* _What is needed_:
Search the data below for the word "created" and report how many lines contain it, with no added words.

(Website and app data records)
-- Opening Marker --

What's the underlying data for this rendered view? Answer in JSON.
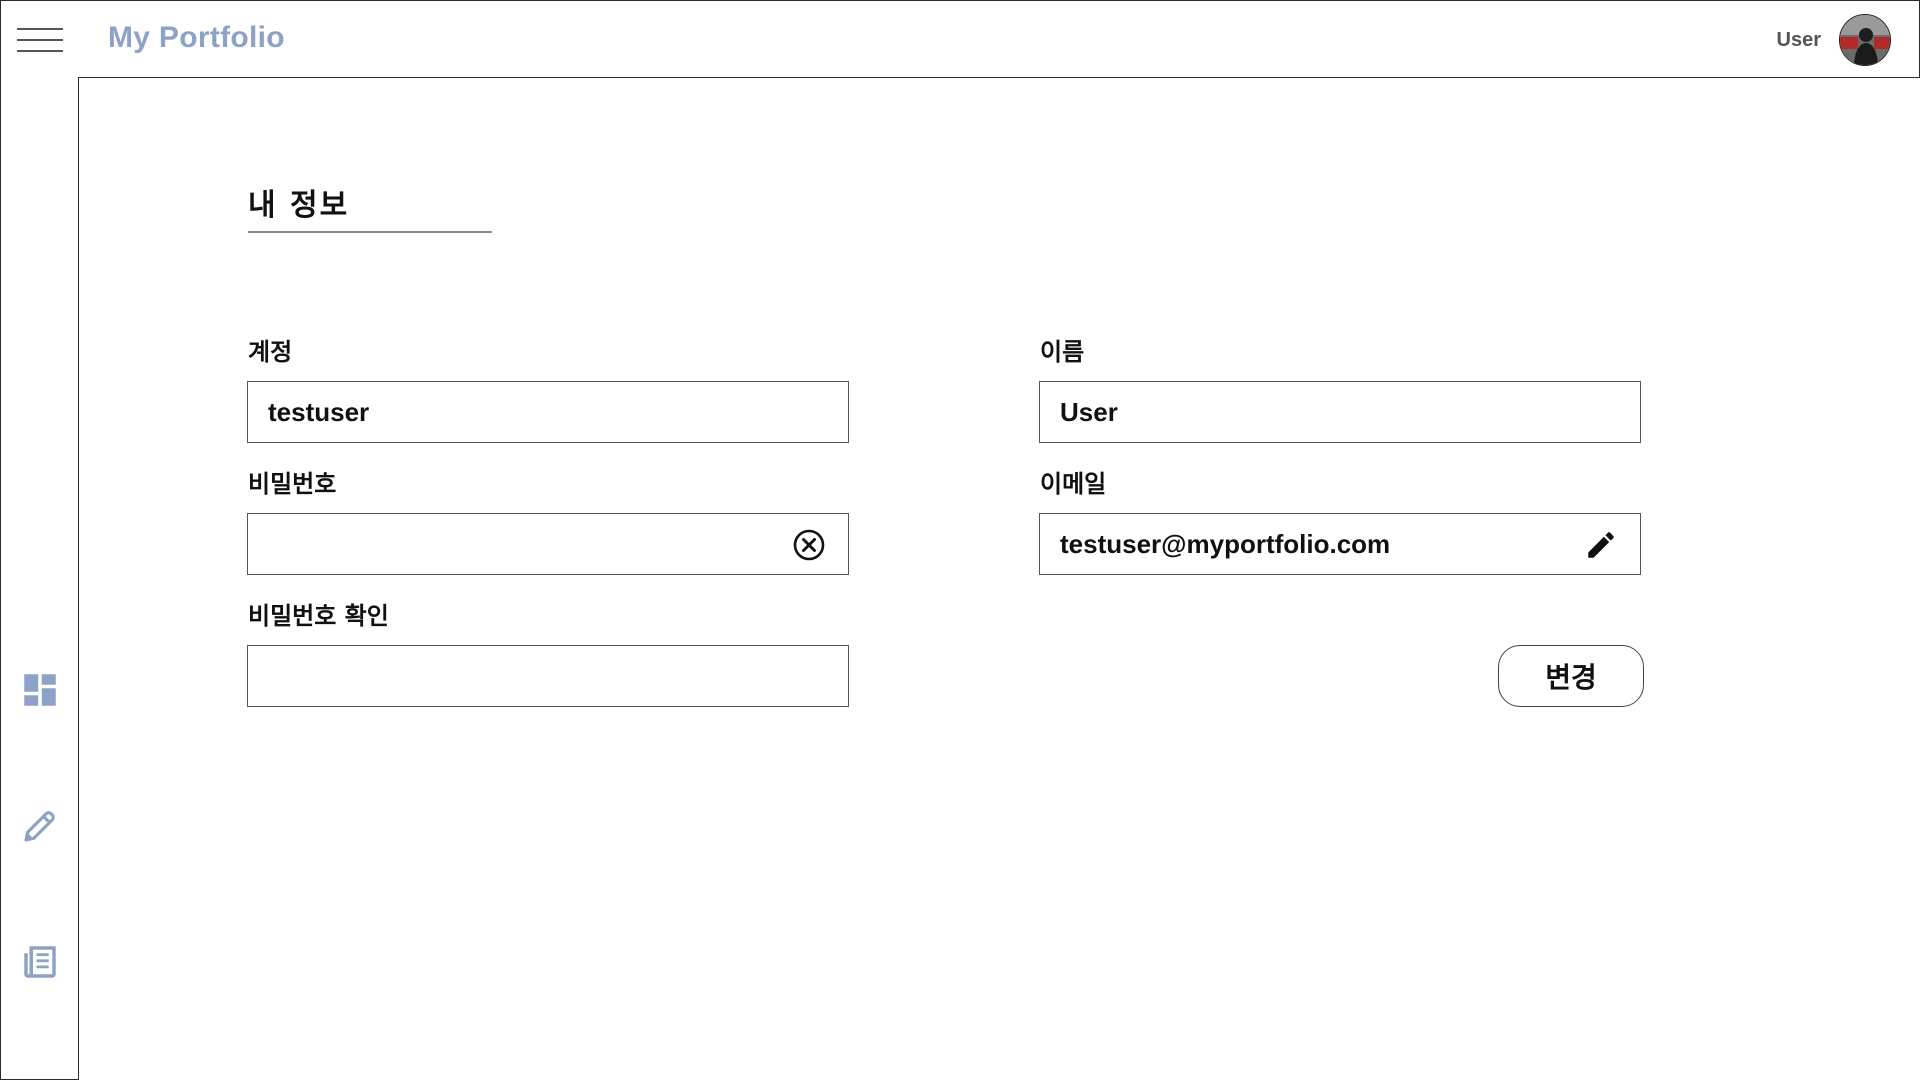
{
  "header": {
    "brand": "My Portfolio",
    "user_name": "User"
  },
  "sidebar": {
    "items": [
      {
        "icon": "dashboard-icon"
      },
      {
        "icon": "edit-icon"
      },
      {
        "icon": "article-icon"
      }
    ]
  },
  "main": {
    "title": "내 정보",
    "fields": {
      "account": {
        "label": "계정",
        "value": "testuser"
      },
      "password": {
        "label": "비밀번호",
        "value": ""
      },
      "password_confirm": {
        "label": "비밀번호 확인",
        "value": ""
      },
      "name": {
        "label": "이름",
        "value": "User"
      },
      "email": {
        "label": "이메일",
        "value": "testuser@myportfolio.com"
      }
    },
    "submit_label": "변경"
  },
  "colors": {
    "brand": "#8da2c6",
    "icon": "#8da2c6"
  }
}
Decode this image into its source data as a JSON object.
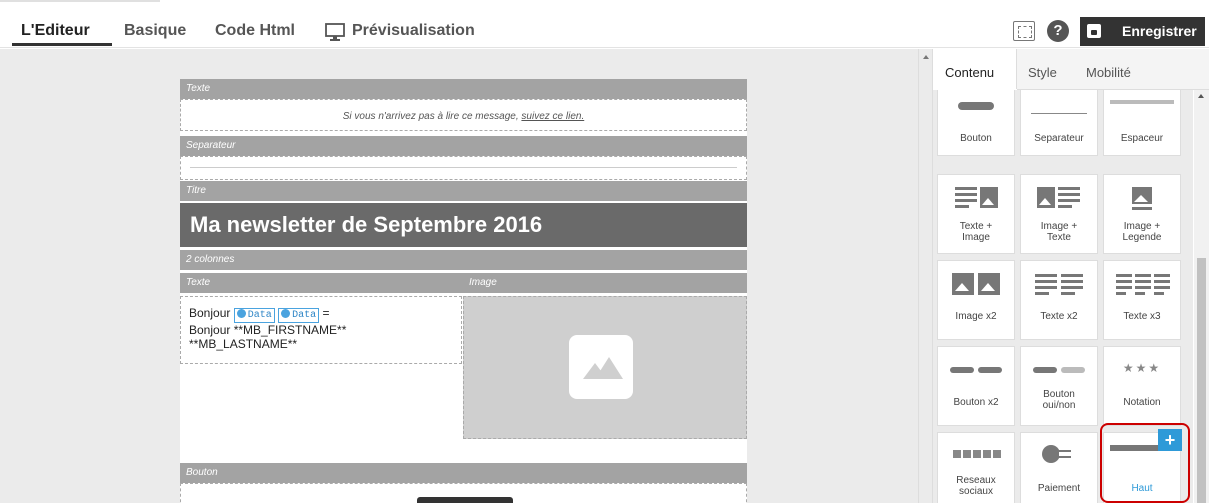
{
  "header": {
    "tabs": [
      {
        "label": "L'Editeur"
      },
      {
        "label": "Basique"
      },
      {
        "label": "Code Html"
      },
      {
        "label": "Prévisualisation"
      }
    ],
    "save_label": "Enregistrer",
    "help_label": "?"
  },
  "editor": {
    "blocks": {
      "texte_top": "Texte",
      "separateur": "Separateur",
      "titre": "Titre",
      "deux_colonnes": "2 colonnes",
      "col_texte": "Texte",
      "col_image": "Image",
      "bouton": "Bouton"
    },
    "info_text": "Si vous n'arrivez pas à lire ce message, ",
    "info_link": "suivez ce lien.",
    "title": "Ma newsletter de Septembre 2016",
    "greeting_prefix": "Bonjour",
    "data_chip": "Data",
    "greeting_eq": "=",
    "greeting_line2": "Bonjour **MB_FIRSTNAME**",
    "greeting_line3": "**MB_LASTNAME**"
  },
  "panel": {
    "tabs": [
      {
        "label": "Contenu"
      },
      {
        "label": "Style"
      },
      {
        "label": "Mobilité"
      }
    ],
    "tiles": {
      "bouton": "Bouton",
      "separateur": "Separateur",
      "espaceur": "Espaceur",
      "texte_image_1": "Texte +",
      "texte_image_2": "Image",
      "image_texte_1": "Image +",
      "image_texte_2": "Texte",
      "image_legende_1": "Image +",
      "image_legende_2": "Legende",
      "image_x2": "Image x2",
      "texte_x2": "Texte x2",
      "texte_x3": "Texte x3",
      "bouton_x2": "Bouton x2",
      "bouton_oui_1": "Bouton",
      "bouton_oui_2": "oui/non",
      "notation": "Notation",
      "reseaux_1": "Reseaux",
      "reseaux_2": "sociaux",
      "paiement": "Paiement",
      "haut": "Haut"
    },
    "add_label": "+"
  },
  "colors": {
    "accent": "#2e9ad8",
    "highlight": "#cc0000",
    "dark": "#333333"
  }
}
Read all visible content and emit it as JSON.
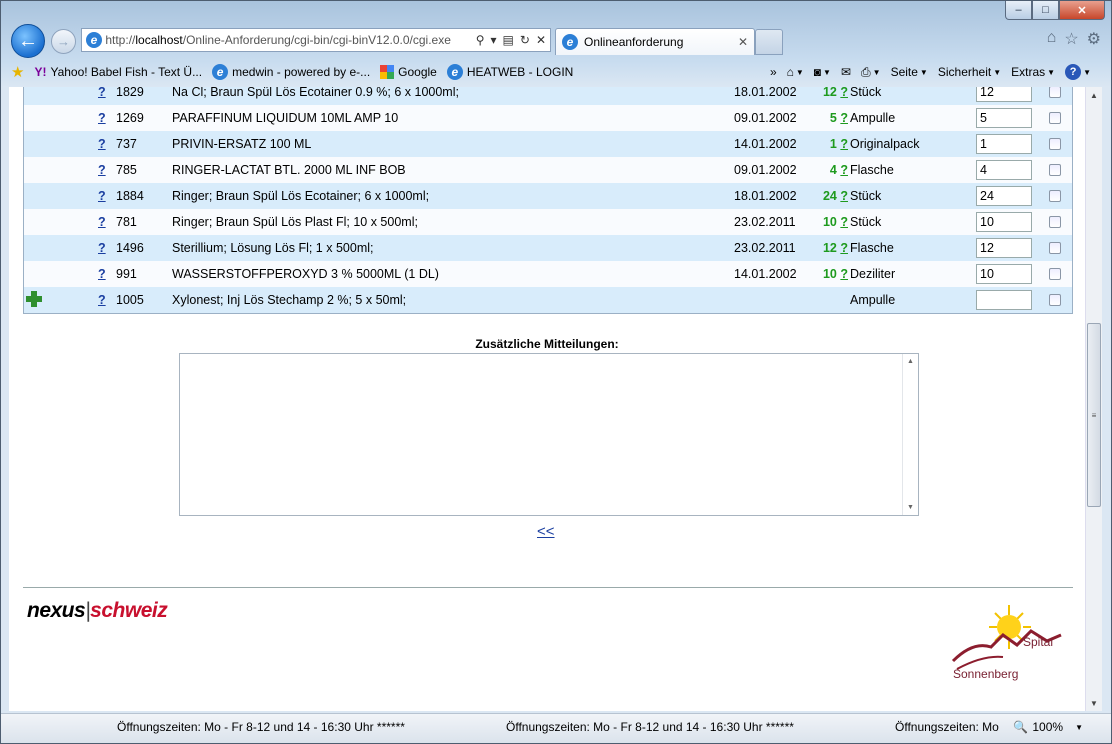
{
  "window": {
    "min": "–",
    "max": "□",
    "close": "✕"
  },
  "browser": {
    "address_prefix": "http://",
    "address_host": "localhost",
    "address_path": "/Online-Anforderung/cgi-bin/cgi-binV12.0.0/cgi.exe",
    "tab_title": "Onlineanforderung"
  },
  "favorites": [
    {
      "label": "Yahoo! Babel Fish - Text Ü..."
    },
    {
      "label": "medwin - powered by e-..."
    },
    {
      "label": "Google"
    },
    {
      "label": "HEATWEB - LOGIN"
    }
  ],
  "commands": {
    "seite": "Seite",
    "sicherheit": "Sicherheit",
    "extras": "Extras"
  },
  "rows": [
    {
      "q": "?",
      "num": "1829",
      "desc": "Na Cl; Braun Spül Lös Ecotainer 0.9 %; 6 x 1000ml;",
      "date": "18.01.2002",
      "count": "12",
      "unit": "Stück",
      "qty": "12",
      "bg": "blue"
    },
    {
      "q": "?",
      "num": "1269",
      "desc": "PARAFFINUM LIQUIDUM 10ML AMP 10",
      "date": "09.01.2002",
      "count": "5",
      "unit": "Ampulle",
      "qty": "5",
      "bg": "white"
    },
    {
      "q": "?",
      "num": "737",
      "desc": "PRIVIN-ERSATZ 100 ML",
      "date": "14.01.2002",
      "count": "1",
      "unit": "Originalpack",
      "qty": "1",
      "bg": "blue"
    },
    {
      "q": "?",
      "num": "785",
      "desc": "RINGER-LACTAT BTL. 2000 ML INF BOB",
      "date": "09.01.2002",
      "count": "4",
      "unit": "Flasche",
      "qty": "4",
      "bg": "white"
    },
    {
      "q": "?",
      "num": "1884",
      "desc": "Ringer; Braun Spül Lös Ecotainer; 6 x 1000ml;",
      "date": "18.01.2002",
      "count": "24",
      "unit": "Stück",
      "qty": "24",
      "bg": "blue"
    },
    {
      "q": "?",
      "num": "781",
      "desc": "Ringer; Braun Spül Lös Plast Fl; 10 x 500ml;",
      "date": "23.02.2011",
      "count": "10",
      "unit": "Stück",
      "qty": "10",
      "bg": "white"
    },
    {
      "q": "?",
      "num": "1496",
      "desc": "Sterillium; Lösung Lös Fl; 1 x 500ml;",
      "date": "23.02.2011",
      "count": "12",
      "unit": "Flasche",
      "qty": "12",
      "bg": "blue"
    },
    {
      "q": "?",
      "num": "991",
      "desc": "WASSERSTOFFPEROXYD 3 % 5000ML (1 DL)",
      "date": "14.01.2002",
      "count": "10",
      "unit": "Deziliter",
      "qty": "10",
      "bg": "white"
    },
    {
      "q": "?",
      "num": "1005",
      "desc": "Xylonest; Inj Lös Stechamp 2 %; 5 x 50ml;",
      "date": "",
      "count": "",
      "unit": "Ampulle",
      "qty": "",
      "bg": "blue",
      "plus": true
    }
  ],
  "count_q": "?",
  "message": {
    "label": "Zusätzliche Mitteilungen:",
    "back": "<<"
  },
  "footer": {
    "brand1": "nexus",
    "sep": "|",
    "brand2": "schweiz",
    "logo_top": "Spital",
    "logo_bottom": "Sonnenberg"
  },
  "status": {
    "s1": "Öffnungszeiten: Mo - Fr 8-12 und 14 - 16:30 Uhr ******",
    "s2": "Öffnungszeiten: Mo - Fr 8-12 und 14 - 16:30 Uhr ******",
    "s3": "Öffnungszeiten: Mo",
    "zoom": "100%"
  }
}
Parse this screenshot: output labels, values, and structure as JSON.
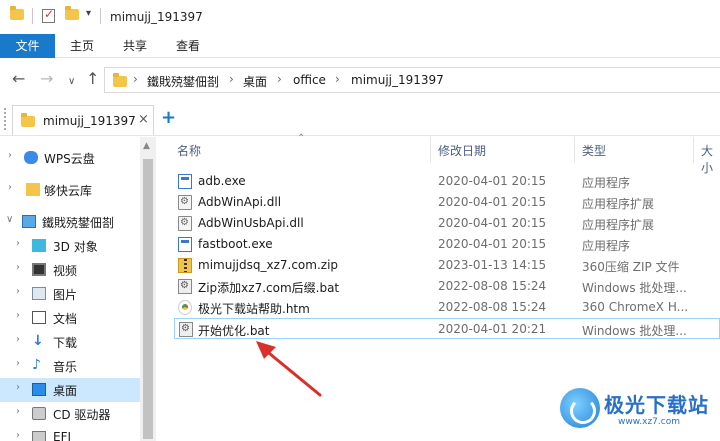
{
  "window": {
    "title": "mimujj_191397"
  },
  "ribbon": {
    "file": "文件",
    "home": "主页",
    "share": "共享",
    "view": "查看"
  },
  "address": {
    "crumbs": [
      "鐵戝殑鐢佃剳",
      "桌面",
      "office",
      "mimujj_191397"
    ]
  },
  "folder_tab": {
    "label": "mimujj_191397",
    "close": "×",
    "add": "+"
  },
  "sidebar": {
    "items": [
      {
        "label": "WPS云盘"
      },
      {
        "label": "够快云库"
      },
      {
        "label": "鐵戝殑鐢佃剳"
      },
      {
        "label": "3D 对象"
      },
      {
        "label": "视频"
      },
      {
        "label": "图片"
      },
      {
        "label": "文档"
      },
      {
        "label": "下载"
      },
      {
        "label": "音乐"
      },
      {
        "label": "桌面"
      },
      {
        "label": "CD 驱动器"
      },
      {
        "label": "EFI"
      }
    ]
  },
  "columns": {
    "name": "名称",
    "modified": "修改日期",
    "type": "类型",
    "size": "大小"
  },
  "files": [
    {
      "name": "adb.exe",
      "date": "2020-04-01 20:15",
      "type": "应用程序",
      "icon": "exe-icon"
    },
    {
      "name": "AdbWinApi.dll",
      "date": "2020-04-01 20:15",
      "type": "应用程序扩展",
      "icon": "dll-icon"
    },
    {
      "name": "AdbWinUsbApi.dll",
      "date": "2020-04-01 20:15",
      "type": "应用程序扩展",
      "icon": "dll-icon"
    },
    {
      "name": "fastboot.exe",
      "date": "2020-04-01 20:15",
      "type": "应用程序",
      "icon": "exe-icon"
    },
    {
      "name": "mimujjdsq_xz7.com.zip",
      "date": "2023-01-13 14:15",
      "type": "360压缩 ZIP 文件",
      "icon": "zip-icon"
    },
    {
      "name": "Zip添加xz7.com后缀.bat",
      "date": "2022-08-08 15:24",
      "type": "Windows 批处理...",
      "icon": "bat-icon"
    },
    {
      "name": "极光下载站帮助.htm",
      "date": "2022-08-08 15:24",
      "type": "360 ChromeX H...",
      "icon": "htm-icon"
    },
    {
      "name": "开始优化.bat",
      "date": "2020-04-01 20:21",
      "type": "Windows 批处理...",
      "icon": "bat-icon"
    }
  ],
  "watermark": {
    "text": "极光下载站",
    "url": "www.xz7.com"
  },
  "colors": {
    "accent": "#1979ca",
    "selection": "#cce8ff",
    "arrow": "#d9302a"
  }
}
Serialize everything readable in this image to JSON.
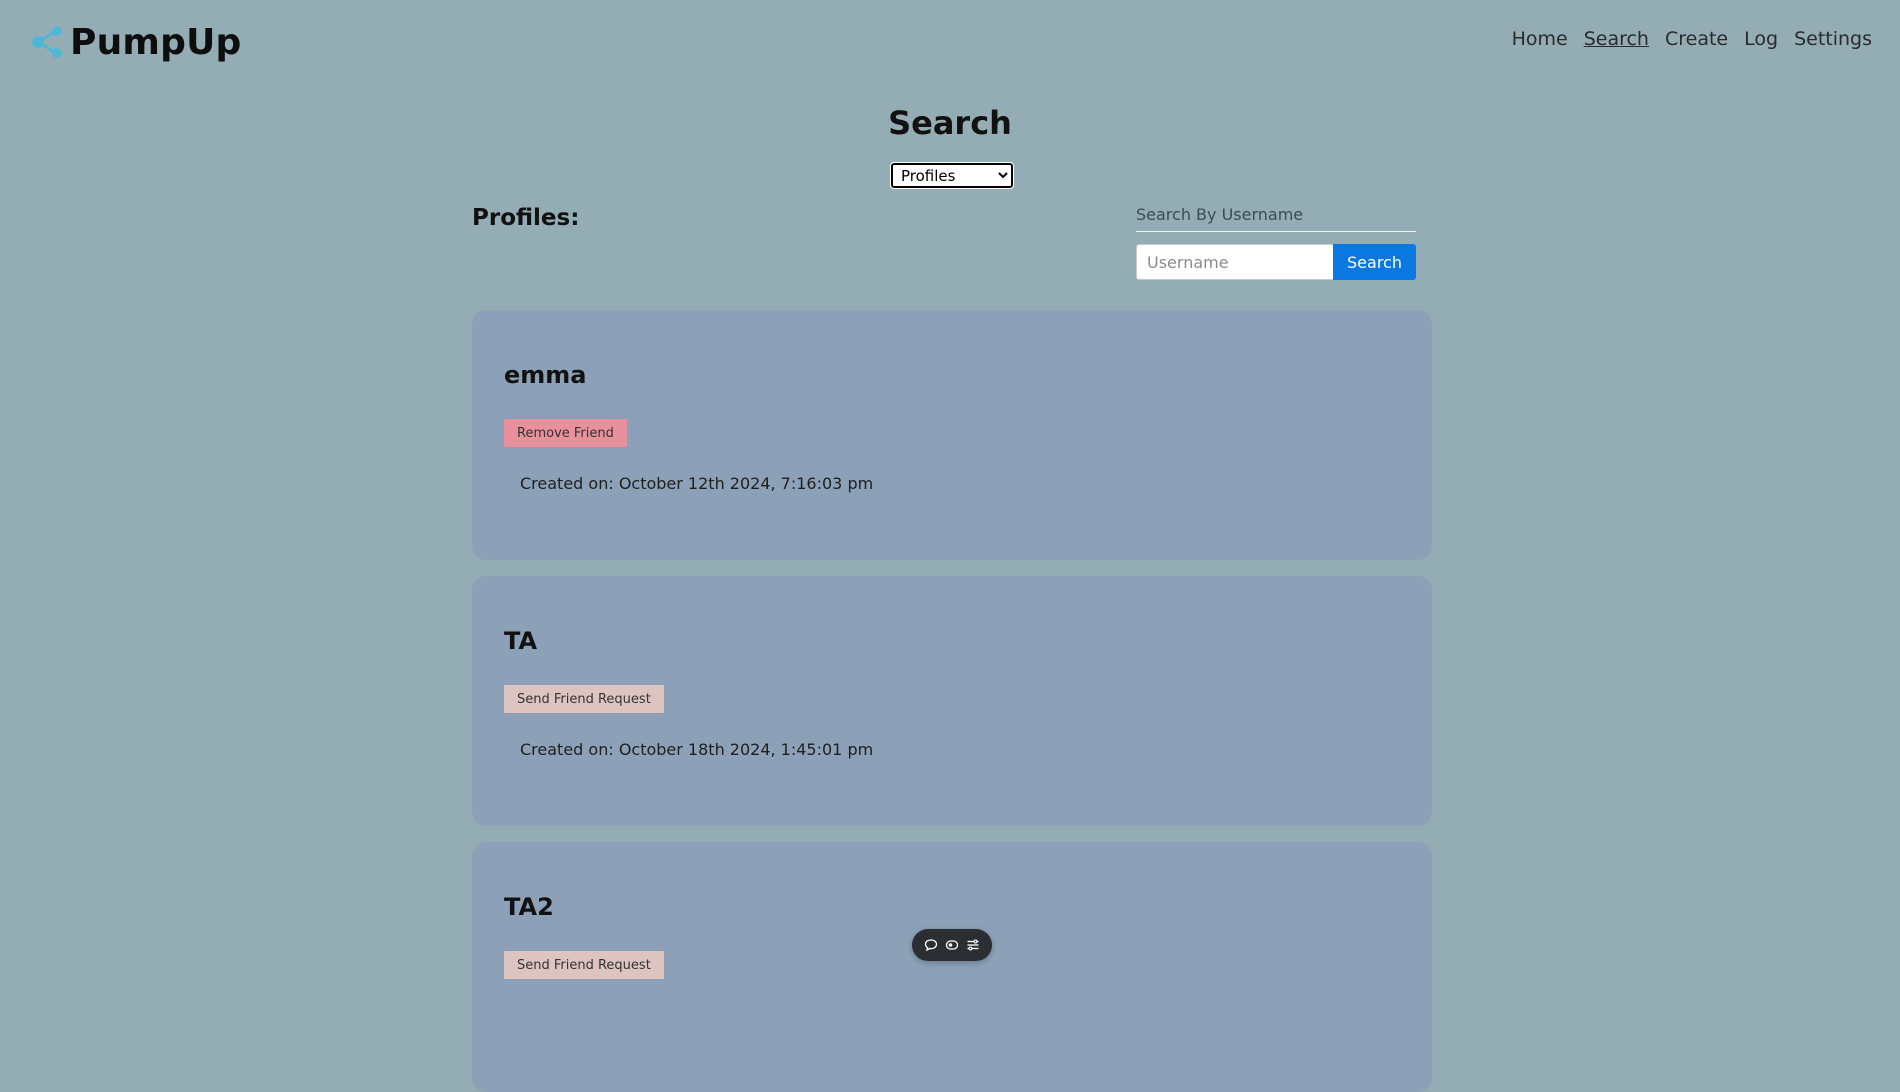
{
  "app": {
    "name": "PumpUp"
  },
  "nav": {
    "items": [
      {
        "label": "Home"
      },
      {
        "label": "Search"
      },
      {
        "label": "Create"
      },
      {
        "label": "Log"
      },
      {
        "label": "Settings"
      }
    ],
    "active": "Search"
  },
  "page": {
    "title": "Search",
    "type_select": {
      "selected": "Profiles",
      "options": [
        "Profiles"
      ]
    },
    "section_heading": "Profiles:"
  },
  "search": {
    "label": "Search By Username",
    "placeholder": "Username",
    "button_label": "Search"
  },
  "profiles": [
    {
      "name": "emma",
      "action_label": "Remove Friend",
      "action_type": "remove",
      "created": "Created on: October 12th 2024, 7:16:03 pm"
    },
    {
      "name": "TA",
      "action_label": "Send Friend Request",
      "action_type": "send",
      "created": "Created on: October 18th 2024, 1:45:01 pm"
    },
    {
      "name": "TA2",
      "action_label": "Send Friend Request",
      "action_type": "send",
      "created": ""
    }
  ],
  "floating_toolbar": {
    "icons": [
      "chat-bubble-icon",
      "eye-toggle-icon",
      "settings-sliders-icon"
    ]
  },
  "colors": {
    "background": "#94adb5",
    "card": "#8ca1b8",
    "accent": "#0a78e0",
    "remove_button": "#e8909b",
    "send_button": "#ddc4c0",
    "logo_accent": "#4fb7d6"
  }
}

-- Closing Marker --

* _Written answer_:
3